The length of effect varies based on the method:
According to the National Highway and Traffic Safety Administration, Ketamine is thought to act through various areas of the brain’s neurochemical systems, including the opioid receptors and the dopamine system. These areas of brain chemistry are also those that are often associated with substance abuse and addiction, as they control the body’s pleasure and reward response as well as memory and other areas associated with addiction.
The effect of this interaction is basically to make the person feel disconnected from the self as well as a sense of extreme wellbeing.
This, in turn, leads to various side effects described by WebMD, including:
Sometimes, ketamine abuse can lead to addictive behaviors, such as:
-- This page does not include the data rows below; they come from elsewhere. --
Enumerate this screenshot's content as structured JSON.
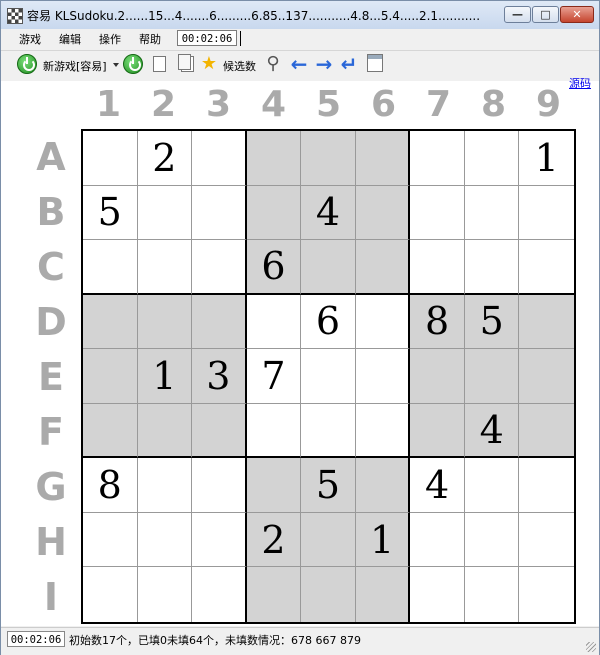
{
  "window": {
    "title": "容易 KLSudoku.2......15...4.......6.........6.85..137...........4.8...5.4.....2.1..........."
  },
  "menu": {
    "items": [
      "游戏",
      "编辑",
      "操作",
      "帮助"
    ],
    "timer": "00:02:06"
  },
  "toolbar": {
    "new_game_label": "新游戏[容易]",
    "candidates_label": "候选数",
    "icons": [
      "power-icon",
      "restart-icon",
      "copy-icon",
      "paste-icon",
      "star-icon",
      "magnifier-icon",
      "arrow-left-icon",
      "arrow-right-icon",
      "undo-arrow-icon",
      "calendar-icon"
    ]
  },
  "link": {
    "source": "源码"
  },
  "board": {
    "col_labels": [
      "1",
      "2",
      "3",
      "4",
      "5",
      "6",
      "7",
      "8",
      "9"
    ],
    "row_labels": [
      "A",
      "B",
      "C",
      "D",
      "E",
      "F",
      "G",
      "H",
      "I"
    ],
    "cells": [
      [
        "",
        "2",
        "",
        "",
        "",
        "",
        "",
        "",
        "1"
      ],
      [
        "5",
        "",
        "",
        "",
        "4",
        "",
        "",
        "",
        ""
      ],
      [
        "",
        "",
        "",
        "6",
        "",
        "",
        "",
        "",
        ""
      ],
      [
        "",
        "",
        "",
        "",
        "6",
        "",
        "8",
        "5",
        ""
      ],
      [
        "",
        "1",
        "3",
        "7",
        "",
        "",
        "",
        "",
        ""
      ],
      [
        "",
        "",
        "",
        "",
        "",
        "",
        "",
        "4",
        ""
      ],
      [
        "8",
        "",
        "",
        "",
        "5",
        "",
        "4",
        "",
        ""
      ],
      [
        "",
        "",
        "",
        "2",
        "",
        "1",
        "",
        "",
        ""
      ],
      [
        "",
        "",
        "",
        "",
        "",
        "",
        "",
        "",
        ""
      ]
    ],
    "shade_color": "#d3d3d3"
  },
  "status": {
    "timer": "00:02:06",
    "text": "初始数17个，已填0未填64个，未填数情况：678 667 879"
  }
}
When these symptoms occur, the person may be struggling with a substance use disorder that requires intervention through a treatment program. Detox is then the first step in treatment. Knowing what will happen can make it more likely that the individual will be willing to get help.
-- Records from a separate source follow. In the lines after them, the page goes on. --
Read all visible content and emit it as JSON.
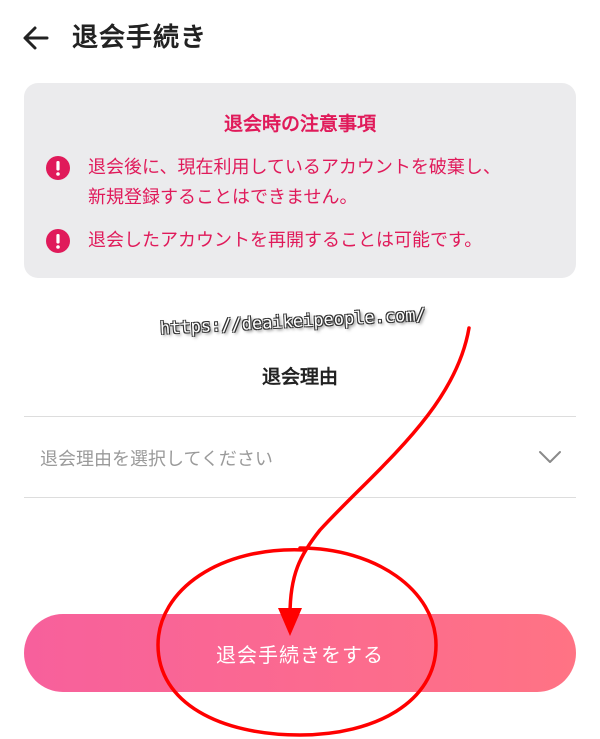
{
  "header": {
    "title": "退会手続き",
    "back_icon": "arrow-left-icon"
  },
  "notice": {
    "title": "退会時の注意事項",
    "icon": "exclamation-circle-icon",
    "items": [
      {
        "line1": "退会後に、現在利用しているアカウントを破棄し、",
        "line2": "新規登録することはできません。"
      },
      {
        "line1": "退会したアカウントを再開することは可能です。",
        "line2": ""
      }
    ]
  },
  "watermark": "https://deaikeipeople.com/",
  "reason": {
    "label": "退会理由",
    "placeholder": "退会理由を選択してください",
    "chevron_icon": "chevron-down-icon"
  },
  "submit": {
    "label": "退会手続きをする"
  },
  "colors": {
    "accent": "#e01a5a",
    "notice_bg": "#ebebed",
    "button_start": "#f7609c",
    "button_end": "#ff7384",
    "annotation": "#ff0000"
  }
}
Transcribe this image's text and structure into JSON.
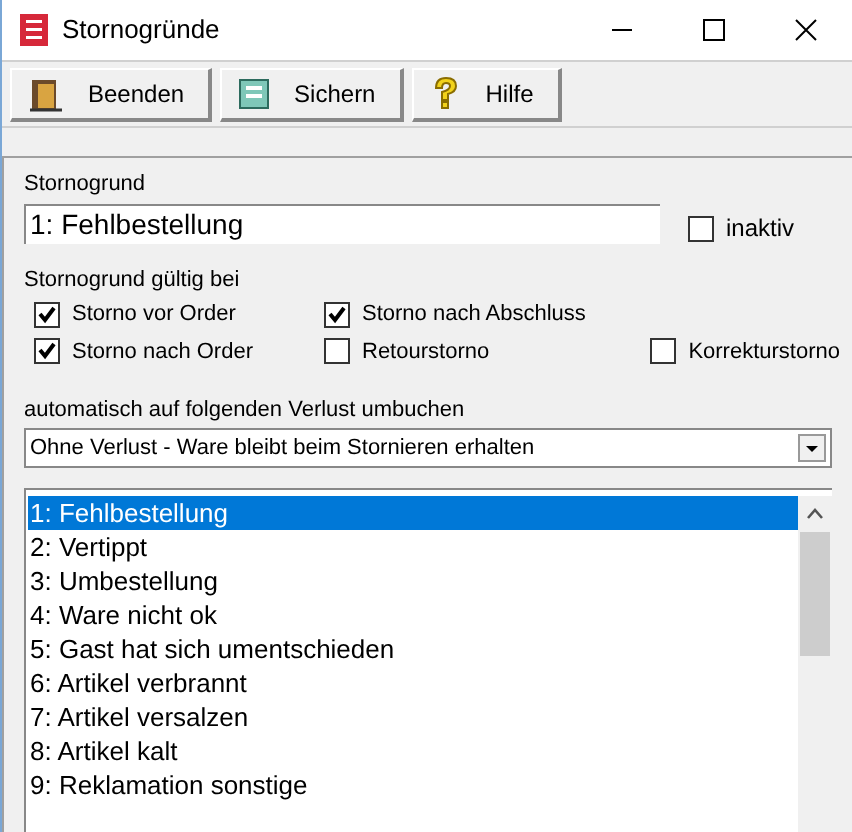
{
  "window": {
    "title": "Stornogründe"
  },
  "toolbar": [
    {
      "kind": "exit",
      "label": "Beenden"
    },
    {
      "kind": "save",
      "label": "Sichern"
    },
    {
      "kind": "help",
      "label": "Hilfe"
    }
  ],
  "reason": {
    "label": "Stornogrund",
    "value": "1: Fehlbestellung",
    "inactive": {
      "label": "inaktiv",
      "checked": false
    }
  },
  "valid_for": {
    "label": "Stornogrund gültig bei",
    "options": [
      {
        "label": "Storno vor Order",
        "checked": true
      },
      {
        "label": "Storno nach Abschluss",
        "checked": true
      },
      {
        "label": "Storno nach Order",
        "checked": true
      },
      {
        "label": "Retourstorno",
        "checked": false
      },
      {
        "label": "Korrekturstorno",
        "checked": false
      }
    ]
  },
  "loss": {
    "label": "automatisch auf folgenden Verlust umbuchen",
    "value": "Ohne Verlust - Ware bleibt beim Stornieren erhalten"
  },
  "list": [
    {
      "label": "1: Fehlbestellung",
      "selected": true
    },
    {
      "label": "2: Vertippt",
      "selected": false
    },
    {
      "label": "3: Umbestellung",
      "selected": false
    },
    {
      "label": "4: Ware nicht ok",
      "selected": false
    },
    {
      "label": "5: Gast hat sich umentschieden",
      "selected": false
    },
    {
      "label": "6: Artikel verbrannt",
      "selected": false
    },
    {
      "label": "7: Artikel versalzen",
      "selected": false
    },
    {
      "label": "8: Artikel kalt",
      "selected": false
    },
    {
      "label": "9: Reklamation sonstige",
      "selected": false
    }
  ]
}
The half-life of ketamine is about 2-4 hours, which means that the drug can generally clear from the body within about a day or so. However, this exact timeline can vary, depending on the individual.
Factors that can change the elimination of ketamine include:
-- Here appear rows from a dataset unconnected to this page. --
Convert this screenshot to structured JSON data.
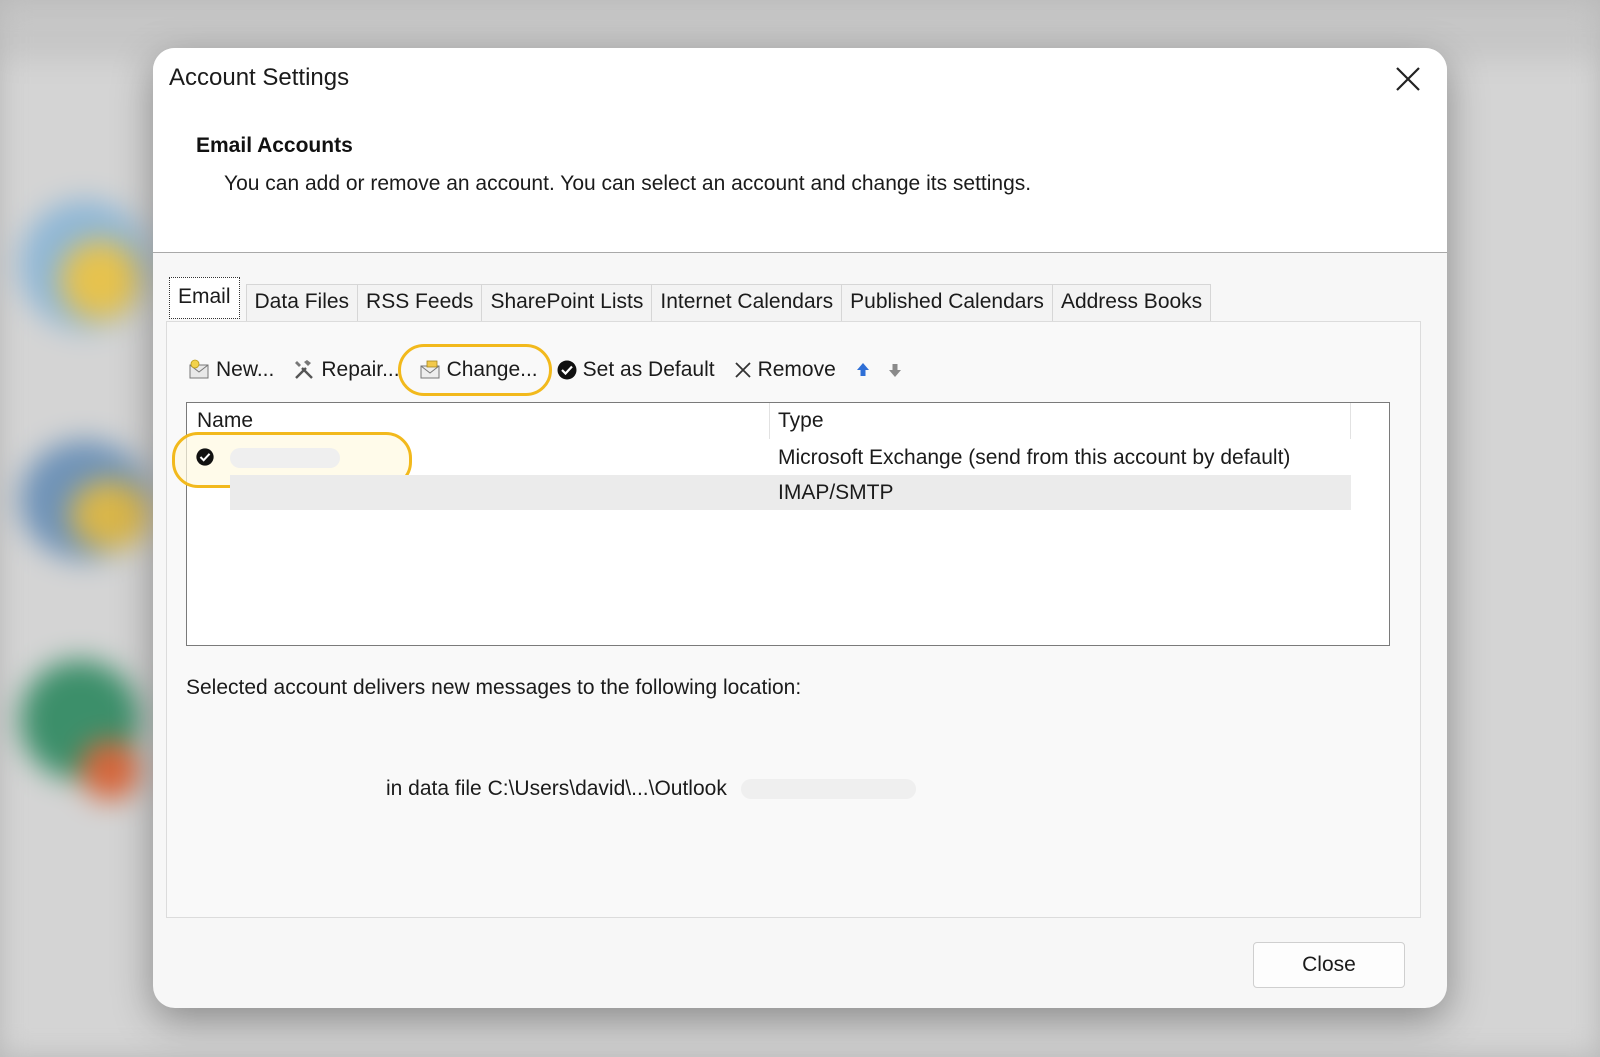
{
  "dialog": {
    "title": "Account Settings",
    "section_title": "Email Accounts",
    "section_description": "You can add or remove an account. You can select an account and change its settings."
  },
  "tabs": [
    {
      "label": "Email",
      "active": true
    },
    {
      "label": "Data Files",
      "active": false
    },
    {
      "label": "RSS Feeds",
      "active": false
    },
    {
      "label": "SharePoint Lists",
      "active": false
    },
    {
      "label": "Internet Calendars",
      "active": false
    },
    {
      "label": "Published Calendars",
      "active": false
    },
    {
      "label": "Address Books",
      "active": false
    }
  ],
  "toolbar": {
    "new_label": "New...",
    "repair_label": "Repair...",
    "change_label": "Change...",
    "set_default_label": "Set as Default",
    "remove_label": "Remove",
    "move_up_icon": "arrow-up-icon",
    "move_down_icon": "arrow-down-icon"
  },
  "account_list": {
    "columns": [
      "Name",
      "Type"
    ],
    "rows": [
      {
        "name": "",
        "type": "Microsoft Exchange (send from this account by default)",
        "default": true
      },
      {
        "name": "",
        "type": "IMAP/SMTP",
        "default": false
      }
    ]
  },
  "delivery": {
    "label": "Selected account delivers new messages to the following location:",
    "data_file": "in data file C:\\Users\\david\\...\\Outlook"
  },
  "footer": {
    "close_label": "Close"
  },
  "colors": {
    "highlight": "#f2b91c",
    "arrow_up": "#2f6fd6",
    "arrow_down": "#8a8a8a"
  }
}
Some physical and mental symptoms of withdrawal can last longer than the basic detox period. While most symptoms of ketamine withdrawal are mild, severe symptoms can include:
A detox and withdrawal timeline for ketamine, as described by Mental Health Daily, includes:
Although most symptoms of ketamine withdrawal are minor, the incidence of psychosis or schizophrenia is a severe risk of use that requires mental health treatment if it results from ketamine abuse. In addition, depression is a side effect that can have severe consequences for the individual who has struggled with ketamine abuse.
During medically supported detox, professionals can monitor the client and intercede in these situations, helping the individual manage and minimize the effects of these and other withdrawal symptoms. This type of support can also help the person minimize the risk of relapse to abuse of the substance, making it easier to transition into a full treatment program and ongoing recovery.
Professional, research-based treatment programs provide resources and support for ketamine detox, making it easier to get through the process. In addition, these types of programs can support treatment of potentially co-occurring disorders like psychosis, schizophrenia, and depression. They also provide therapy and other treatment elements that can help the person learn to manage cravings and triggers.
With this support, an individual who struggles with ketamine abuse or addiction can learn to manage this challenging, chronic mental health disorder and emerge in full recovery, making it possible to maintain abstinence from the substance for the long-term.